> _Exercise prompt_
All of the entries below are to be repeated word for word.

> _Data section_
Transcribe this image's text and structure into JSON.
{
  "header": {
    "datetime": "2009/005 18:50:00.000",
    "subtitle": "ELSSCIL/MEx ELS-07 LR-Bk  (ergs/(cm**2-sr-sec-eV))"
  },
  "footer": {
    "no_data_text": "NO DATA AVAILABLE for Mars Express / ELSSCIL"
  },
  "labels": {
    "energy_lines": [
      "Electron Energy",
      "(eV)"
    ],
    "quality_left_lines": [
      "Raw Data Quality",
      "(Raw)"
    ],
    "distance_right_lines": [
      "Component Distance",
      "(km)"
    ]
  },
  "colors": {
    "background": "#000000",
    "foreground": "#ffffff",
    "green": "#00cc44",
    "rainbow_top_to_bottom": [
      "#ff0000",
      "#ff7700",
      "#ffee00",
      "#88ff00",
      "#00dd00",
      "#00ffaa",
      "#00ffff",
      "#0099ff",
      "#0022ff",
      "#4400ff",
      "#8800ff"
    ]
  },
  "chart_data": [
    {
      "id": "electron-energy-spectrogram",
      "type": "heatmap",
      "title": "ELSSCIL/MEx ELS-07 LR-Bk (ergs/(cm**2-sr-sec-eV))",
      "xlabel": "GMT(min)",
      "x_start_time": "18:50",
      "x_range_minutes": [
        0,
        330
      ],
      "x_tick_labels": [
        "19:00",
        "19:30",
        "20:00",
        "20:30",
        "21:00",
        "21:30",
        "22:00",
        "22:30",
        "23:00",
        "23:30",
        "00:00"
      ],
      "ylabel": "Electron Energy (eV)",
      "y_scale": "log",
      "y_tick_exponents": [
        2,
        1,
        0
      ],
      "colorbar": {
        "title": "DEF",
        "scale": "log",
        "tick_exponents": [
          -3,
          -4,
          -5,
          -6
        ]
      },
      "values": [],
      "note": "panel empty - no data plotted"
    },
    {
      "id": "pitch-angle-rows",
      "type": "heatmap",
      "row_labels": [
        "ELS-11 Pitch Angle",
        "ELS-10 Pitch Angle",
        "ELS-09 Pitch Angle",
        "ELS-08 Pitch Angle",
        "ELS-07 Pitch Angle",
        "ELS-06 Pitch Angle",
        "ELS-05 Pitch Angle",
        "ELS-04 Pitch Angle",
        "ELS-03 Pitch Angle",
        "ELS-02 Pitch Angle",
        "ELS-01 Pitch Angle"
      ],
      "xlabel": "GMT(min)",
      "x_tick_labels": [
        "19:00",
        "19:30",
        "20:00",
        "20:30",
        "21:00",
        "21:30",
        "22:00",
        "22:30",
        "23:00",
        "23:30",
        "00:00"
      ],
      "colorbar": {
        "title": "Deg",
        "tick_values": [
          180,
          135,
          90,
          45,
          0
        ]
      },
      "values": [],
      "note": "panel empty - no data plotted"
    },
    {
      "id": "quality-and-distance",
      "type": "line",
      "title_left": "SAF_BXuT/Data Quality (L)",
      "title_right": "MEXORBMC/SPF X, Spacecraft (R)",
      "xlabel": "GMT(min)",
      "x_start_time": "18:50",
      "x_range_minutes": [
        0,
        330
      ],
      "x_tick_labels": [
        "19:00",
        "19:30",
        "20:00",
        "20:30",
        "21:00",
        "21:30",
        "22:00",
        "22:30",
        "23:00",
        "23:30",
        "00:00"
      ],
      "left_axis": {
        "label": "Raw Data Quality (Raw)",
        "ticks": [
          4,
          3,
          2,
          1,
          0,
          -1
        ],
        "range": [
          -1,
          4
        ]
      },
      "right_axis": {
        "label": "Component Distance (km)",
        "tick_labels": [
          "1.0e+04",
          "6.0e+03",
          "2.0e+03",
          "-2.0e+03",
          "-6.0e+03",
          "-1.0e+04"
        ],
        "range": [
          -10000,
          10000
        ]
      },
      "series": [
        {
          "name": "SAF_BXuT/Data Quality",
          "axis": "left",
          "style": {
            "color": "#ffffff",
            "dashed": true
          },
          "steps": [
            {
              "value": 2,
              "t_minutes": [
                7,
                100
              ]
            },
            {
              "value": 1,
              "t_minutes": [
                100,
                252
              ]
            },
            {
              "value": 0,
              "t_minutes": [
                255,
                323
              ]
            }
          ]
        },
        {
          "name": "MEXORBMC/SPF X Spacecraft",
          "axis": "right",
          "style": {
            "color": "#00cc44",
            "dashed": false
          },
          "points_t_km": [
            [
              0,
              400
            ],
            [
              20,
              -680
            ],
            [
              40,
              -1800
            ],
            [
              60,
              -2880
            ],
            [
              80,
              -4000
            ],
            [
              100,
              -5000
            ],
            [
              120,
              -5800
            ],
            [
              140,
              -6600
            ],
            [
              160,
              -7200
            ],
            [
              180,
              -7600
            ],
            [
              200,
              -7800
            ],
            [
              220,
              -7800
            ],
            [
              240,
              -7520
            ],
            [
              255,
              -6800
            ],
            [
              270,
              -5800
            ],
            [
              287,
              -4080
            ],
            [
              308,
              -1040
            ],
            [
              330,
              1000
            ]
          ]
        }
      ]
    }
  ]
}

> _Finished task_
Transcribe this image's text and structure into JSON.
{
  "header": {
    "datetime": "2009/005 18:50:00.000",
    "subtitle": "ELSSCIL/MEx ELS-07 LR-Bk  (ergs/(cm**2-sr-sec-eV))"
  },
  "footer": {
    "no_data_text": "NO DATA AVAILABLE for Mars Express / ELSSCIL"
  },
  "labels": {
    "energy_lines": [
      "Electron Energy",
      "(eV)"
    ],
    "quality_left_lines": [
      "Raw Data Quality",
      "(Raw)"
    ],
    "distance_right_lines": [
      "Component Distance",
      "(km)"
    ]
  },
  "colors": {
    "background": "#000000",
    "foreground": "#ffffff",
    "green": "#00cc44",
    "rainbow_top_to_bottom": [
      "#ff0000",
      "#ff7700",
      "#ffee00",
      "#88ff00",
      "#00dd00",
      "#00ffaa",
      "#00ffff",
      "#0099ff",
      "#0022ff",
      "#4400ff",
      "#8800ff"
    ]
  },
  "chart_data": [
    {
      "id": "electron-energy-spectrogram",
      "type": "heatmap",
      "title": "ELSSCIL/MEx ELS-07 LR-Bk (ergs/(cm**2-sr-sec-eV))",
      "xlabel": "GMT(min)",
      "x_start_time": "18:50",
      "x_range_minutes": [
        0,
        330
      ],
      "x_tick_labels": [
        "19:00",
        "19:30",
        "20:00",
        "20:30",
        "21:00",
        "21:30",
        "22:00",
        "22:30",
        "23:00",
        "23:30",
        "00:00"
      ],
      "ylabel": "Electron Energy (eV)",
      "y_scale": "log",
      "y_tick_exponents": [
        2,
        1,
        0
      ],
      "colorbar": {
        "title": "DEF",
        "scale": "log",
        "tick_exponents": [
          -3,
          -4,
          -5,
          -6
        ]
      },
      "values": [],
      "note": "panel empty - no data plotted"
    },
    {
      "id": "pitch-angle-rows",
      "type": "heatmap",
      "row_labels": [
        "ELS-11 Pitch Angle",
        "ELS-10 Pitch Angle",
        "ELS-09 Pitch Angle",
        "ELS-08 Pitch Angle",
        "ELS-07 Pitch Angle",
        "ELS-06 Pitch Angle",
        "ELS-05 Pitch Angle",
        "ELS-04 Pitch Angle",
        "ELS-03 Pitch Angle",
        "ELS-02 Pitch Angle",
        "ELS-01 Pitch Angle"
      ],
      "xlabel": "GMT(min)",
      "x_tick_labels": [
        "19:00",
        "19:30",
        "20:00",
        "20:30",
        "21:00",
        "21:30",
        "22:00",
        "22:30",
        "23:00",
        "23:30",
        "00:00"
      ],
      "colorbar": {
        "title": "Deg",
        "tick_values": [
          180,
          135,
          90,
          45,
          0
        ]
      },
      "values": [],
      "note": "panel empty - no data plotted"
    },
    {
      "id": "quality-and-distance",
      "type": "line",
      "title_left": "SAF_BXuT/Data Quality (L)",
      "title_right": "MEXORBMC/SPF X, Spacecraft (R)",
      "xlabel": "GMT(min)",
      "x_start_time": "18:50",
      "x_range_minutes": [
        0,
        330
      ],
      "x_tick_labels": [
        "19:00",
        "19:30",
        "20:00",
        "20:30",
        "21:00",
        "21:30",
        "22:00",
        "22:30",
        "23:00",
        "23:30",
        "00:00"
      ],
      "left_axis": {
        "label": "Raw Data Quality (Raw)",
        "ticks": [
          4,
          3,
          2,
          1,
          0,
          -1
        ],
        "range": [
          -1,
          4
        ]
      },
      "right_axis": {
        "label": "Component Distance (km)",
        "tick_labels": [
          "1.0e+04",
          "6.0e+03",
          "2.0e+03",
          "-2.0e+03",
          "-6.0e+03",
          "-1.0e+04"
        ],
        "range": [
          -10000,
          10000
        ]
      },
      "series": [
        {
          "name": "SAF_BXuT/Data Quality",
          "axis": "left",
          "style": {
            "color": "#ffffff",
            "dashed": true
          },
          "steps": [
            {
              "value": 2,
              "t_minutes": [
                7,
                100
              ]
            },
            {
              "value": 1,
              "t_minutes": [
                100,
                252
              ]
            },
            {
              "value": 0,
              "t_minutes": [
                255,
                323
              ]
            }
          ]
        },
        {
          "name": "MEXORBMC/SPF X Spacecraft",
          "axis": "right",
          "style": {
            "color": "#00cc44",
            "dashed": false
          },
          "points_t_km": [
            [
              0,
              400
            ],
            [
              20,
              -680
            ],
            [
              40,
              -1800
            ],
            [
              60,
              -2880
            ],
            [
              80,
              -4000
            ],
            [
              100,
              -5000
            ],
            [
              120,
              -5800
            ],
            [
              140,
              -6600
            ],
            [
              160,
              -7200
            ],
            [
              180,
              -7600
            ],
            [
              200,
              -7800
            ],
            [
              220,
              -7800
            ],
            [
              240,
              -7520
            ],
            [
              255,
              -6800
            ],
            [
              270,
              -5800
            ],
            [
              287,
              -4080
            ],
            [
              308,
              -1040
            ],
            [
              330,
              1000
            ]
          ]
        }
      ]
    }
  ]
}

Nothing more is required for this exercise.